• _Instructions for the task_: Wherever "kobebryant" turns up in the entries, copy out the line that holds it.

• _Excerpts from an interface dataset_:
* * * *
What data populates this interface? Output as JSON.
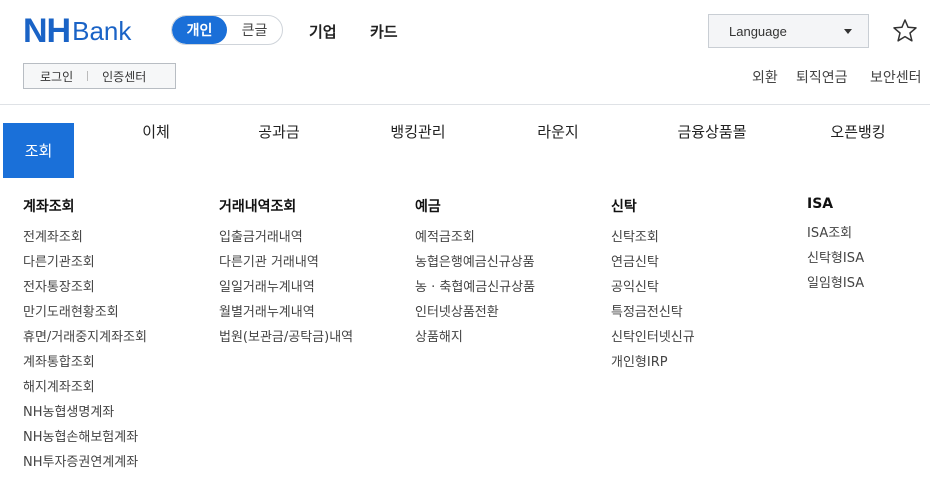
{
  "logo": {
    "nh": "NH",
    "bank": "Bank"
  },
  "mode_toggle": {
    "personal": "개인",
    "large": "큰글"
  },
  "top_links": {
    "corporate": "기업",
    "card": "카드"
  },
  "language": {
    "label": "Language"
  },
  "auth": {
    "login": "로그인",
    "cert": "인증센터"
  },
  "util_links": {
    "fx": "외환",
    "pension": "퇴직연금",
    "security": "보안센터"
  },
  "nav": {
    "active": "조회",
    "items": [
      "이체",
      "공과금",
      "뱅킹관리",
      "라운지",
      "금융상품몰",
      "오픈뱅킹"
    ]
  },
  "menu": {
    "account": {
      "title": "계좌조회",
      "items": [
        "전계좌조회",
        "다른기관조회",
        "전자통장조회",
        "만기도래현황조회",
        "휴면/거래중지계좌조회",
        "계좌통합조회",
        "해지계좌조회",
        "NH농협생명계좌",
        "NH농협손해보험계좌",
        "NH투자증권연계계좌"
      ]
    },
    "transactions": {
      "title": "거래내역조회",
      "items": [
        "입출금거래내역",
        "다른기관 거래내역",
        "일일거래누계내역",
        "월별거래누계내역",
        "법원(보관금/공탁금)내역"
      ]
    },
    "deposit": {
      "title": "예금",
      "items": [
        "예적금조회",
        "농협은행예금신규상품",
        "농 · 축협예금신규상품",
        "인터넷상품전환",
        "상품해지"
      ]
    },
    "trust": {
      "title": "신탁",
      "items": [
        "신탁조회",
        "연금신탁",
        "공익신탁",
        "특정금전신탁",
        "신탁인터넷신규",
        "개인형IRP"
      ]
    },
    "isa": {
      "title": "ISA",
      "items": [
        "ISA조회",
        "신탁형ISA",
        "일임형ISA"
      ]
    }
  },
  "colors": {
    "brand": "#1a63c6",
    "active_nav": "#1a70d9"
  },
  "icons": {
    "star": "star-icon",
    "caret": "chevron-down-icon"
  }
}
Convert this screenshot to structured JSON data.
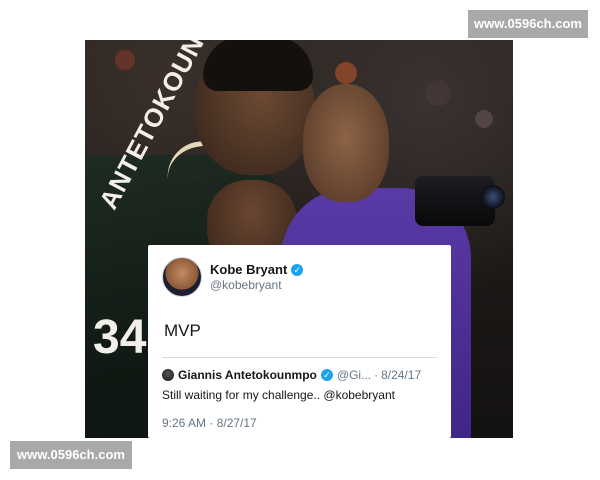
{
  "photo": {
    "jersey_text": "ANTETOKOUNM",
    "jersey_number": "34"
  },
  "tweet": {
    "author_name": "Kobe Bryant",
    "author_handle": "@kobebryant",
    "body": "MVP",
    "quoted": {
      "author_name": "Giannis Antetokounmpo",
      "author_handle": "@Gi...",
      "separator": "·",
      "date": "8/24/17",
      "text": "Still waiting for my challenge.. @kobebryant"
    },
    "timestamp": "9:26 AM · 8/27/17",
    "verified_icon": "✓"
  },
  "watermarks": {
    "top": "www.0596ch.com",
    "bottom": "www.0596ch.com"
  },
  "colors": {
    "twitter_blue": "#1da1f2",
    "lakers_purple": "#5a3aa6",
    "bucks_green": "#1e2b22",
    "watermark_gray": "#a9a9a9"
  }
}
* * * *
• _Response to this task_:
    "author_handle": "@kobebryant",
      "text": "Still waiting for my challenge.. @kobebryant"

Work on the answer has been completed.